(Entries taken from a collection)
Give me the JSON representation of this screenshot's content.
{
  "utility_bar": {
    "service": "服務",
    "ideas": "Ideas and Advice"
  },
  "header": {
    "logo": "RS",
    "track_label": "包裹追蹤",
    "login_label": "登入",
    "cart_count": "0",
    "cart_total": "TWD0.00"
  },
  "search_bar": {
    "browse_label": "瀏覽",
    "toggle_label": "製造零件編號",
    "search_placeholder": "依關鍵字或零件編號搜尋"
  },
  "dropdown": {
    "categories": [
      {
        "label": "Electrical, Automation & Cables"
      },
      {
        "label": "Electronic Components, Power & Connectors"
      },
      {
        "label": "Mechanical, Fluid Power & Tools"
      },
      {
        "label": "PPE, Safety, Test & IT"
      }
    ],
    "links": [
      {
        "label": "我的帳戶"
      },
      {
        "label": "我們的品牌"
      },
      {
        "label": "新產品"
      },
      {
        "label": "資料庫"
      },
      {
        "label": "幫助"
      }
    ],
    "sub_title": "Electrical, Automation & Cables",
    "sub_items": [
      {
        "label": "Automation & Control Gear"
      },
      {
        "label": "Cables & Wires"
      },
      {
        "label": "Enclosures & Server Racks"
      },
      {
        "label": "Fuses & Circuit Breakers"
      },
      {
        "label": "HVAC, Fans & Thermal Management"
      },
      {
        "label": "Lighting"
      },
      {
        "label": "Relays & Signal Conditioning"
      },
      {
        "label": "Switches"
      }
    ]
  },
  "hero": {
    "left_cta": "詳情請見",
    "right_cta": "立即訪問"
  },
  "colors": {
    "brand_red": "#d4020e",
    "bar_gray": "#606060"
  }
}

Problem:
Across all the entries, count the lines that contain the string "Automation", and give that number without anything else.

Response box:
3